Fun fact: With a healthy Tom Brady, New England has won eight straight division crowns.
The pick: Patriots. The Bills are gathering a lot of preseason hype, while no one seems to be high on the Jets. A Patriots loss here would cripple the bankroll, but it’s just too difficult to make a realistic case for anyone other than Bill Belichick and Tom Brady, especially after a good offseason.
The odds: Steelers +110, Ravens +160, Bengals +465, Browns +3000
Fun fact: The Browns have the NFL’s longest division title drought, dating all the way back to 1989 when they won the old AFC Central.
The pick: Ravens. It’s funny how much oddsmakers consider Pittsburgh and Baltimore to be essentially the same team. The home team is always favored by exactly three points in each of their head-to-head matchups, and both teams are favored by the same amount against similar opponents. If that’s the case, why not take the better payout?
The odds: Texans -410, Titans +495, Colts +2000, Jaguars +2200
Fun fact: The AFC South winner has posted at least a 10-6 record every year of its existence (since 2002).
The pick: Colts. Crazy? Yes, probably. No, we don’t think the Colts have a better chance than Houston to win the division. But laying -410 on the Texans is probably more insane than going with an intriguing Indianapolis team at 20-to-1.
The odds: Broncos +165, Chargers +210, Chiefs +280, Raiders +635
Fun fact: The winner of this division has finished with an 8-8 record in two of the past four years.
The pick: Chiefs. They don’t have the best quarterback (in fact, they might have the worst of the four), but Cassel showed two years ago that he’s more than capable enough to win with a strong supporting cast. Kansas City has a schedule advantage over Denver and San Diego, and the Chiefs have the most complete team in this well-rounded division.
The odds: Eagles +155, Giants +215, Cowboys +260, Redskins +1150
Fun fact: Last year was the first time ever (since 1970) that it took less than a 10-6 record to win this division.

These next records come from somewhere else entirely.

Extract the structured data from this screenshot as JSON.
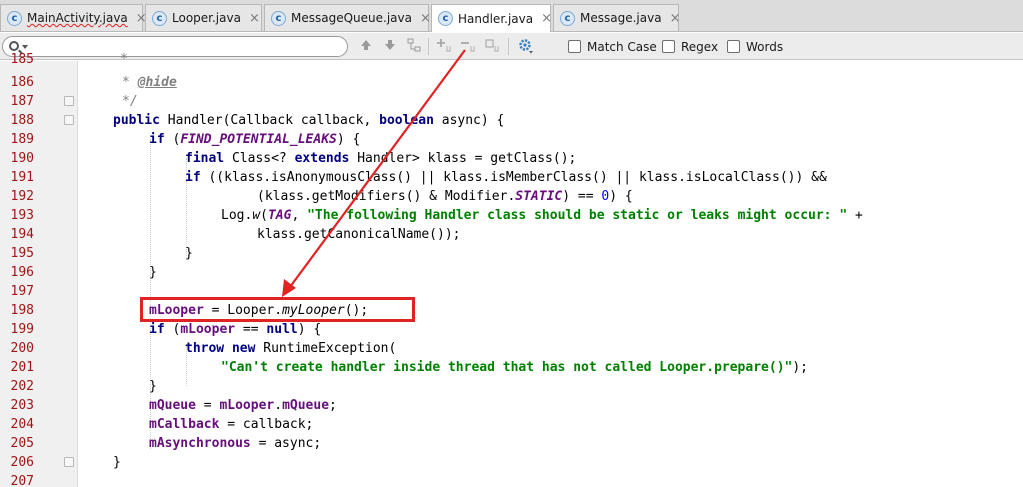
{
  "tabs": [
    {
      "label": "MainActivity.java",
      "icon": "class-icon",
      "active": false,
      "squiggle": true
    },
    {
      "label": "Looper.java",
      "icon": "class-icon",
      "active": false,
      "squiggle": false
    },
    {
      "label": "MessageQueue.java",
      "icon": "class-icon",
      "active": false,
      "squiggle": false
    },
    {
      "label": "Handler.java",
      "icon": "class-icon",
      "active": true,
      "squiggle": false
    },
    {
      "label": "Message.java",
      "icon": "class-icon",
      "active": false,
      "squiggle": false
    }
  ],
  "tab_icon_letter": "c",
  "tab_close_glyph": "×",
  "find": {
    "query": "",
    "options": [
      {
        "label": "Match Case",
        "checked": false
      },
      {
        "label": "Regex",
        "checked": false
      },
      {
        "label": "Words",
        "checked": false
      }
    ]
  },
  "line_numbers": [
    "185",
    "186",
    "187",
    "188",
    "189",
    "190",
    "191",
    "192",
    "193",
    "194",
    "195",
    "196",
    "197",
    "198",
    "199",
    "200",
    "201",
    "202",
    "203",
    "204",
    "205",
    "206",
    "207"
  ],
  "code": {
    "l186_star": "*",
    "l186_tag": "@hide",
    "l187": "*/",
    "l188_public": "public",
    "l188_sig": "Handler(Callback callback, ",
    "l188_boolean": "boolean",
    "l188_rest": " async) {",
    "l189_if": "if",
    "l189_open": " (",
    "l189_flag": "FIND_POTENTIAL_LEAKS",
    "l189_close": ") {",
    "l190_final": "final",
    "l190_a": " Class<? ",
    "l190_extends": "extends",
    "l190_b": " Handler> klass = getClass();",
    "l191_if": "if",
    "l191_rest": " ((klass.isAnonymousClass() || klass.isMemberClass() || klass.isLocalClass()) &&",
    "l192_a": "(klass.getModifiers() & Modifier.",
    "l192_static": "STATIC",
    "l192_b": ") == ",
    "l192_zero": "0",
    "l192_c": ") {",
    "l193_a": "Log.",
    "l193_w": "w",
    "l193_b": "(",
    "l193_tag": "TAG",
    "l193_c": ", ",
    "l193_str": "\"The following Handler class should be static or leaks might occur: \"",
    "l193_d": " +",
    "l194": "klass.getCanonicalName());",
    "l195": "}",
    "l196": "}",
    "l198_field": "mLooper",
    "l198_a": " = Looper.",
    "l198_method": "myLooper",
    "l198_b": "();",
    "l199_if": "if",
    "l199_a": " (",
    "l199_field": "mLooper",
    "l199_b": " == ",
    "l199_null": "null",
    "l199_c": ") {",
    "l200_throw": "throw",
    "l200_new": "new",
    "l200_rest": " RuntimeException(",
    "l201_str": "\"Can't create handler inside thread that has not called Looper.prepare()\"",
    "l201_rest": ");",
    "l202": "}",
    "l203_f1": "mQueue",
    "l203_a": " = ",
    "l203_f2": "mLooper",
    "l203_b": ".",
    "l203_f3": "mQueue",
    "l203_c": ";",
    "l204_f": "mCallback",
    "l204_rest": " = callback;",
    "l205_f": "mAsynchronous",
    "l205_rest": " = async;",
    "l206": "}"
  },
  "annotation": {
    "color": "#e02323"
  }
}
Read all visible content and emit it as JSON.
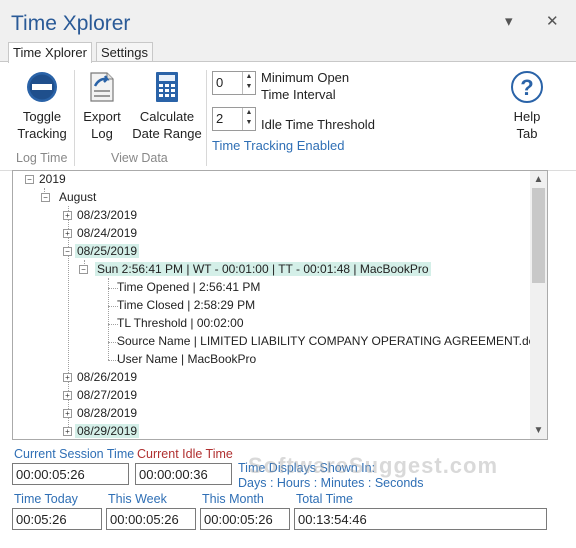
{
  "app": {
    "title": "Time Xplorer",
    "close_glyph": "✕",
    "menu_glyph": "▾"
  },
  "tabs": [
    {
      "label": "Time Xplorer",
      "active": true
    },
    {
      "label": "Settings",
      "active": false
    }
  ],
  "ribbon": {
    "toggle": {
      "line1": "Toggle",
      "line2": "Tracking",
      "icon": "no-entry-icon"
    },
    "export": {
      "line1": "Export",
      "line2": "Log",
      "icon": "export-document-icon"
    },
    "calc": {
      "line1": "Calculate",
      "line2": "Date Range",
      "icon": "calculator-icon"
    },
    "help": {
      "line1": "Help",
      "line2": "Tab",
      "icon": "help-icon"
    },
    "group_log": "Log Time",
    "group_view": "View Data",
    "min_open_value": "0",
    "min_open_label1": "Minimum Open",
    "min_open_label2": "Time Interval",
    "idle_value": "2",
    "idle_label": "Idle Time Threshold",
    "status": "Time Tracking Enabled"
  },
  "tree": {
    "year": "2019",
    "month": "August",
    "dates_before": [
      "08/23/2019",
      "08/24/2019"
    ],
    "open_date": "08/25/2019",
    "session": "Sun 2:56:41 PM | WT - 00:01:00 | TT - 00:01:48 | MacBookPro",
    "details": [
      "Time Opened | 2:56:41 PM",
      "Time Closed | 2:58:29 PM",
      "TL Threshold | 00:02:00",
      "Source Name | LIMITED LIABILITY COMPANY OPERATING AGREEMENT.doc",
      "User Name | MacBookPro"
    ],
    "dates_after": [
      "08/26/2019",
      "08/27/2019",
      "08/28/2019",
      "08/29/2019"
    ]
  },
  "fields": {
    "session_label": "Current Session Time",
    "session_value": "00:00:05:26",
    "idle_label": "Current Idle Time",
    "idle_value": "00:00:00:36",
    "hint1": "Time Displays Shown In:",
    "hint2": "Days : Hours : Minutes : Seconds",
    "today_label": "Time Today",
    "today_value": "00:05:26",
    "week_label": "This Week",
    "week_value": "00:00:05:26",
    "month_label": "This Month",
    "month_value": "00:00:05:26",
    "total_label": "Total Time",
    "total_value": "00:13:54:46"
  },
  "watermark": "SoftwareSuggest.com",
  "colors": {
    "title": "#2a5a97",
    "link": "#2f6fb5",
    "idle_label": "#b03030",
    "highlight": "#d4efe8"
  }
}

The pick: Giants. Why is everyone predicting a New York collapse? The tough schedule? Here’s the problem with that: Much like the Ravens, the Giants have always played up or down to their competition. (It’s how they’ve won two surprising Super Bowls.) They have the best QB in the NFC East and the best pass rush. Not bad for a team sitting at better than 2-to-1.

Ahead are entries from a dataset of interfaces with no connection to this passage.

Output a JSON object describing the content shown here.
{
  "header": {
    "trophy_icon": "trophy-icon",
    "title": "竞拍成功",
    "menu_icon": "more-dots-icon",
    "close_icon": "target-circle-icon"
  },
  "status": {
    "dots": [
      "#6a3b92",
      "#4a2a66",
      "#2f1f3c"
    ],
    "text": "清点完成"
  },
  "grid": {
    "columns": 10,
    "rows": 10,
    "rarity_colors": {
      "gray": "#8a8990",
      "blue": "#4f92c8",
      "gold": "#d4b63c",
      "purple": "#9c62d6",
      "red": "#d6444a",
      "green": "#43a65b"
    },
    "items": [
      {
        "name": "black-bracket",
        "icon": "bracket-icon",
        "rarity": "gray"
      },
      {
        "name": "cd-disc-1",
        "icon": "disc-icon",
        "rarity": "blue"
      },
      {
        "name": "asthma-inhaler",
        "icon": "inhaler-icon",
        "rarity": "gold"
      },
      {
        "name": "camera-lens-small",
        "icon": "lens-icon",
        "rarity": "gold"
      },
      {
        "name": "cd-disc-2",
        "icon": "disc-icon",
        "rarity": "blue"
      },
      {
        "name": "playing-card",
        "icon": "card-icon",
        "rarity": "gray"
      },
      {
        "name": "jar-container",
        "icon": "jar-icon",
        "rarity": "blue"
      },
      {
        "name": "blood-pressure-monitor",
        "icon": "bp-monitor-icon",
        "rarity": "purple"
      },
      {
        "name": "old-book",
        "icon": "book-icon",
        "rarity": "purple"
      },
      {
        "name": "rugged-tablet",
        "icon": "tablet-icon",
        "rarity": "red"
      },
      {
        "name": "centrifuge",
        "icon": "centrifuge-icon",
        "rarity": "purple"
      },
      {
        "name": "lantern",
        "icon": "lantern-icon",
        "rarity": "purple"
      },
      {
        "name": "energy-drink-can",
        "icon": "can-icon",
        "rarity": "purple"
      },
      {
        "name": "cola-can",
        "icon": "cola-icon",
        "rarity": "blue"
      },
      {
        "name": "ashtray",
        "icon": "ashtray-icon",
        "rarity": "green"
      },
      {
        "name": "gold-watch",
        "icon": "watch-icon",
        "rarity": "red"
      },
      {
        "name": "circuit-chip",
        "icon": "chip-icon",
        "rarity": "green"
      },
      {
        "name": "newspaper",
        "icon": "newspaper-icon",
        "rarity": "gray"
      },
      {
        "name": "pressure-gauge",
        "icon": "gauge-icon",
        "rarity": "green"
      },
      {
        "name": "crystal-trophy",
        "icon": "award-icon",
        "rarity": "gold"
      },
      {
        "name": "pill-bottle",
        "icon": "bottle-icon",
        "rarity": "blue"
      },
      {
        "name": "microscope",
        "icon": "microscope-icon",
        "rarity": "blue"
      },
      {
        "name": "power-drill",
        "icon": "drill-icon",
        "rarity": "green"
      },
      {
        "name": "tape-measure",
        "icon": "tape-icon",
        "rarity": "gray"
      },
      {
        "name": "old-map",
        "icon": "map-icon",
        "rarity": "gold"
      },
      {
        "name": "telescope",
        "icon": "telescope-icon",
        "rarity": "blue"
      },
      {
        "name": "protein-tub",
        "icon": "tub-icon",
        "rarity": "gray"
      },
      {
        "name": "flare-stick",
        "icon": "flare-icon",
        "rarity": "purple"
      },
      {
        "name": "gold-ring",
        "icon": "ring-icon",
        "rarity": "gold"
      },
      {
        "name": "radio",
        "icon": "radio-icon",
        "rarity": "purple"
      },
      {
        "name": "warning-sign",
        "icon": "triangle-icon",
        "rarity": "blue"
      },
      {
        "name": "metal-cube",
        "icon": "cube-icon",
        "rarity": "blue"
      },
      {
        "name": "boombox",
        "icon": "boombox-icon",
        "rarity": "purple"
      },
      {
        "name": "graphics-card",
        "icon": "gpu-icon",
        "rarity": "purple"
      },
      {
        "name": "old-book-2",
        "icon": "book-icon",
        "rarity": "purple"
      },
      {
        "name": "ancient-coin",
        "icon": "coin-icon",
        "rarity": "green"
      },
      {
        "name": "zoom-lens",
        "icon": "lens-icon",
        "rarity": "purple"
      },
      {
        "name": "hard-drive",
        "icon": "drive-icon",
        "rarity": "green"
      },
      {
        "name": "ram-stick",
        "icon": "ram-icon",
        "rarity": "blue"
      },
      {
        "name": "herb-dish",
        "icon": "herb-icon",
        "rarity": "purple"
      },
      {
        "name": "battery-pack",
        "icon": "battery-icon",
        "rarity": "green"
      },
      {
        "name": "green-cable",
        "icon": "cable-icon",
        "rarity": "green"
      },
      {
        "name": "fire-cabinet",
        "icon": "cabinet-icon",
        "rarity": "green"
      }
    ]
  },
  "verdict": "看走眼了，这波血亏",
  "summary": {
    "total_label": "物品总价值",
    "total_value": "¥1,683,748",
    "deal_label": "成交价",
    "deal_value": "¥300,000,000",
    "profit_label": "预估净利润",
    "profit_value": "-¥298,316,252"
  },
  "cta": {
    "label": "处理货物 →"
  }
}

The odds: Packers -215, Bears +440, Lions +475, Vikings +3200
Fun fact: The winner of this division hasn’t gone on to win the Super Bowl since Green Bay did it in 1996.

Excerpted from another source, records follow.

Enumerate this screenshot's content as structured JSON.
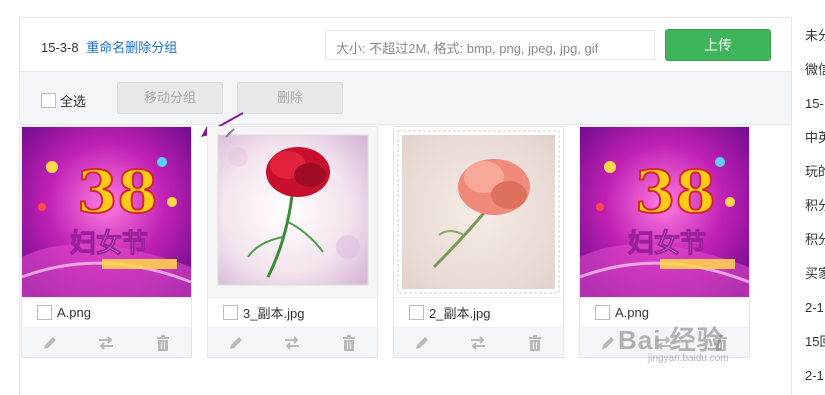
{
  "header": {
    "group_name": "15-3-8",
    "rename_link": "重命名",
    "delete_group_link": "删除分组",
    "upload_hint": "大小: 不超过2M,    格式: bmp, png, jpeg, jpg, gif",
    "upload_button": "上传"
  },
  "toolbar": {
    "select_all": "全选",
    "move_group": "移动分组",
    "delete": "删除"
  },
  "images": [
    {
      "filename": "A.png",
      "thumb": "womens-day-poster"
    },
    {
      "filename": "3_副本.jpg",
      "thumb": "red-carnation-photo"
    },
    {
      "filename": "2_副本.jpg",
      "thumb": "pink-carnation-photo"
    },
    {
      "filename": "A.png",
      "thumb": "womens-day-poster"
    }
  ],
  "sidebar": {
    "items": [
      "未分",
      "微信",
      "15-",
      "中英",
      "玩的",
      "积分",
      "积分",
      "买家",
      "2-1",
      "15回",
      "2-1"
    ]
  },
  "watermark": {
    "main": "Bai 经验",
    "sub": "jingyan.baidu.com"
  },
  "colors": {
    "accent_green": "#3eb55a",
    "link_blue": "#1a6fc9",
    "arrow_purple": "#7b1f8c"
  }
}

The pick: Packers. The Bears and Lions are both tempting, but Aaron Rodgers is approaching invincibility as a quarterback, and the defense should be better. Last year, they were 6-0 against their division mates, and the closest game was the season finale against Detroit when they were resting their starters.
The odds: Saints +125, Falcons +150, Panthers +510, Buccaneers +1500
Fun fact: The NFC South has never had a repeat champion since the division’s creation in 2002.
The pick: Falcons. In the interest of that trend continuing, let’s go with Atlanta (although Tampa Bay at 15-to-1 is worth a flier). The Falcons went 13-3 two years ago and, overall, the roster is more complete and mature than it was back then. Matt Ryan is set to break out, and he might have the best one-two punch at receiver in the league.
The odds: 49ers -225, Seahawks +395, Cardinals +900, Rams +1150
Fun fact: Since 2002, Seattle has won as many NFC West titles (five) as the other three teams combined.
The pick: Seahawks. Russell Wilsanity? Seattle’s rookie was just named the starter after an impressive preseason, and he could (could) give them an element that no other team in the division has—a playmaker at quarterback. With an underrated defense, the Seahawks are worth a look at almost 4-to-1.